Government to engage cement producers on prices
THE Ministry of Industry and Commerce is set to engage local cement producers on pricing with a view of reducing the cost to make it affordable for most people without compromising on quality.
The country has three major cement producers – Pretoria Portland Cement (PPC), Lafarge Cement Zimbabwe and SinoZim.
A 10kg bag ranges between US$10-12. Last week, Senators raised concern that the local product is far more expensive when compared to Zambia-manufactured cement.
The Zambian product costs between US$3.50 and US$6 and Senators said locals might end up opting to import.
In response, Industry and Commerce minister, Dr Sekai Nzenza, said although the Zambia product is cheap, they hardly match local products on quality.
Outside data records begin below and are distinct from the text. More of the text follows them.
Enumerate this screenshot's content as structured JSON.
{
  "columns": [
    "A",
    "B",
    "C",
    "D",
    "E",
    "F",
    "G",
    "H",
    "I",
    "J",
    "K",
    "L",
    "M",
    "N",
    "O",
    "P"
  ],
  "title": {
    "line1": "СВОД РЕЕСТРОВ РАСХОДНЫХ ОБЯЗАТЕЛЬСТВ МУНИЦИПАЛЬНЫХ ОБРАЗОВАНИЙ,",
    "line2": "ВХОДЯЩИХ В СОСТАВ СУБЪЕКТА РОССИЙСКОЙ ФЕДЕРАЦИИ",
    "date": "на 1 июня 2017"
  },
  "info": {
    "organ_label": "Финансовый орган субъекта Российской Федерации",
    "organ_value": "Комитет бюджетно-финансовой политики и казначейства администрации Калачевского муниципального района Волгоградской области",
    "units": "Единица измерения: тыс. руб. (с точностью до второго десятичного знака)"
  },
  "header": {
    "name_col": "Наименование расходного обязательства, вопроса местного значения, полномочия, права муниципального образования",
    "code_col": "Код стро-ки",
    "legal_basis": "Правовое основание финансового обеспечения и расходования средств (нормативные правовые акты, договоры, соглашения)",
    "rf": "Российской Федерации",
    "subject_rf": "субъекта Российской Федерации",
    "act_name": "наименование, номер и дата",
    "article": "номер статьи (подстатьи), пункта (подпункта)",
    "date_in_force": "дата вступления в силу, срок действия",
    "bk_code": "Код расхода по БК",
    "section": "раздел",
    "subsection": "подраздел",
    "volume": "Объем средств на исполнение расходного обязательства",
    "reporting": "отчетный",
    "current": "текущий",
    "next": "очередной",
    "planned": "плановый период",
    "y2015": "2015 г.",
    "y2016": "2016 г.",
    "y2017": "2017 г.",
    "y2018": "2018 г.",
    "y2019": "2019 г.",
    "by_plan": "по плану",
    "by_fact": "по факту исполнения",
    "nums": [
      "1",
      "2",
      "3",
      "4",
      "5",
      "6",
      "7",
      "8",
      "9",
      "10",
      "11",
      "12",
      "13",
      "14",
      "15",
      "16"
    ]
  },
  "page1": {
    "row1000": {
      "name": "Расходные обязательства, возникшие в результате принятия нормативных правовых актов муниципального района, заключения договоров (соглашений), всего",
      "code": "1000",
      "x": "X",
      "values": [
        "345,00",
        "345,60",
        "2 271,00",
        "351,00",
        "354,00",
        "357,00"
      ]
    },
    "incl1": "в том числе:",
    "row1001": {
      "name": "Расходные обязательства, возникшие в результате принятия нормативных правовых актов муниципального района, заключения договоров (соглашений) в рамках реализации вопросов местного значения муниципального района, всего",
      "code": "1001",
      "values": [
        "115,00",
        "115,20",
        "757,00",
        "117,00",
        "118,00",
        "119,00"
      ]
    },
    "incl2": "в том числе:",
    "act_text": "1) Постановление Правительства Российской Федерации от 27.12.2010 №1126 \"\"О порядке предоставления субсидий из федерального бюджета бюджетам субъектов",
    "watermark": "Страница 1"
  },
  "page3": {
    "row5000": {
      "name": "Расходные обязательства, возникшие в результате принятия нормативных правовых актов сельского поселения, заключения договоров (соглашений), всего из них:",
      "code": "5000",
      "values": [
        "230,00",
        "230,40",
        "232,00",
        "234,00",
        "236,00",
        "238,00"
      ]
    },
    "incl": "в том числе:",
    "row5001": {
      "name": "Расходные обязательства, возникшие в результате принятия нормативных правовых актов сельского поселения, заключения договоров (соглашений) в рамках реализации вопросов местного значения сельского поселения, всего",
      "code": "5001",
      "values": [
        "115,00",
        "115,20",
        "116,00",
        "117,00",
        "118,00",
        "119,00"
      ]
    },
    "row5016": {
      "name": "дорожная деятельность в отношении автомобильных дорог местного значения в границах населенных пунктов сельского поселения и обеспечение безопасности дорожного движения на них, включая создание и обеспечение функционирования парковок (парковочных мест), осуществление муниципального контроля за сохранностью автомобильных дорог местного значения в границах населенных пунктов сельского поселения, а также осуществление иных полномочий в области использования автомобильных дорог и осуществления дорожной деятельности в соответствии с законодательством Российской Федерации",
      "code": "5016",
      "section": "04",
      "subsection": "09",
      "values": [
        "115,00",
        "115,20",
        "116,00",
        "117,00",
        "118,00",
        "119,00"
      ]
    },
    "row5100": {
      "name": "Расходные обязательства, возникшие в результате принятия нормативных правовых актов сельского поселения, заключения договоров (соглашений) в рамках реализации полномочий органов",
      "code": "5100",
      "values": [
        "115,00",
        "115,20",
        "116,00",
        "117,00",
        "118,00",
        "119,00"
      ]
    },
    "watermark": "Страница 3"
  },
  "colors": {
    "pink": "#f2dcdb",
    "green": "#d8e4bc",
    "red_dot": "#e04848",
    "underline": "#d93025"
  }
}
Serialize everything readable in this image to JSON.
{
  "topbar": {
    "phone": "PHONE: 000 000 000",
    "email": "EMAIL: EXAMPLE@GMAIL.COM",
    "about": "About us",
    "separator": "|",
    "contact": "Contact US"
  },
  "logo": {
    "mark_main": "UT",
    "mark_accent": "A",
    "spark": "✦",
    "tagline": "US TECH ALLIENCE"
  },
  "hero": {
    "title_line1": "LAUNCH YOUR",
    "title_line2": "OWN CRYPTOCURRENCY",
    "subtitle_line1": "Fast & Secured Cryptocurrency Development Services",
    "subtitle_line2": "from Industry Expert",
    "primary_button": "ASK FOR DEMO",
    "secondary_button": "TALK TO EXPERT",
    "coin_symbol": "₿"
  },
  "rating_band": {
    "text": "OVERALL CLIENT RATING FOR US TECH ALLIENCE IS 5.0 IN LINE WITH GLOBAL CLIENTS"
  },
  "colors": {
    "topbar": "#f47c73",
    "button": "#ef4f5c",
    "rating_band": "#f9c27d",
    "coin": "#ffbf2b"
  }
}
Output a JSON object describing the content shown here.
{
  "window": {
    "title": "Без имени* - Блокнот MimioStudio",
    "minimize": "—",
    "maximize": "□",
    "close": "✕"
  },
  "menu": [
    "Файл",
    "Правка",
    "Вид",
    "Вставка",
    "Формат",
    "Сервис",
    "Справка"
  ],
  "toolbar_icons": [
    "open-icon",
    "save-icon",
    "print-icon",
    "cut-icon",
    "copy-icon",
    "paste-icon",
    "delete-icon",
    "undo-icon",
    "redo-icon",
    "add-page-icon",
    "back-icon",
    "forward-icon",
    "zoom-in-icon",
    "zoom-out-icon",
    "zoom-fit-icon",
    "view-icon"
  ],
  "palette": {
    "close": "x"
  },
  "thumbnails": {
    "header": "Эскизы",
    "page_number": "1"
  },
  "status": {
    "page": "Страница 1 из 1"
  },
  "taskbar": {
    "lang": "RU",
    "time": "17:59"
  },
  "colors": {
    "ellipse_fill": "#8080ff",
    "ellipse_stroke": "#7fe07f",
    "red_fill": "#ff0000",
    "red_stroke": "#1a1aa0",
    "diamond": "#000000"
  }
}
She acknowledged price differences but said since cement is a key product in construction, infrastructure and housing, there should be no compromise on quality.
The minister said a report from the Consumer Protection Council indicated that the local cement is of high quality compared to that from Zambia.
“The prices that you have made reference to are true.
In Zambia, it varies from US$3.50 to US$6.
“There are differences on the cement that is manufactured in Zambia and the one that we have in Zimbabwe,” said Dr Nzenza.
“The differences are in quality and standards. I have a report that came from the Consumer Protection Council and they have highlighted that the cement from Zambia does not set very well when you apply it on the floor and if you use it on the wall, that wall may collapse.
“As the custodians of quality and standards in this country, we do not want to see that happening,” she said.
To buttress the high quality of the local product, Dr Nzenza said cement from SinoZim has been used in the construction of the new Parliament building in Mount Hampden near Harare and it is the same cement that is being used on the major roads like the one from Beitbridge to Chirundu.
“It’s a strong type of cement. Be that as it may, I urge that as Zimbabweans, we should look at the durability of this product because such type of cement will last a long time.
“As a ministry, we will talk to those that produce cement so that they can reduce their price so that it can be affordable to the majority of the people,” said Dr Nzenza.
Under the Second Republic, the Government has among other fundamentals, prioritised infrastructural development to promote economic growth and development in line with Vision 2030, where an upper-middle-income economy status is targeted.
Huge quantities of cement are being used in various projects nationwide that include the Lake Gwayi-Shangani investment, the US$1,4 billion Hwange Thermal Power Expansion project and Kariba South Hydropower Station expansion project.
Other massive infrastructural development projects such as the Bulawayo-Beitbridge Highway rehabilitation project are also ongoing.
Similarly, Zimbabwe is experiencing a massive boom in housing construction spearheaded by the Government and private developers, a development which has choked supplies of critical raw materials with suppliers now struggling to cope with rising demand.
The spike in demand for cement is seen as a positive signal of economic growth and a confidence booster in the country.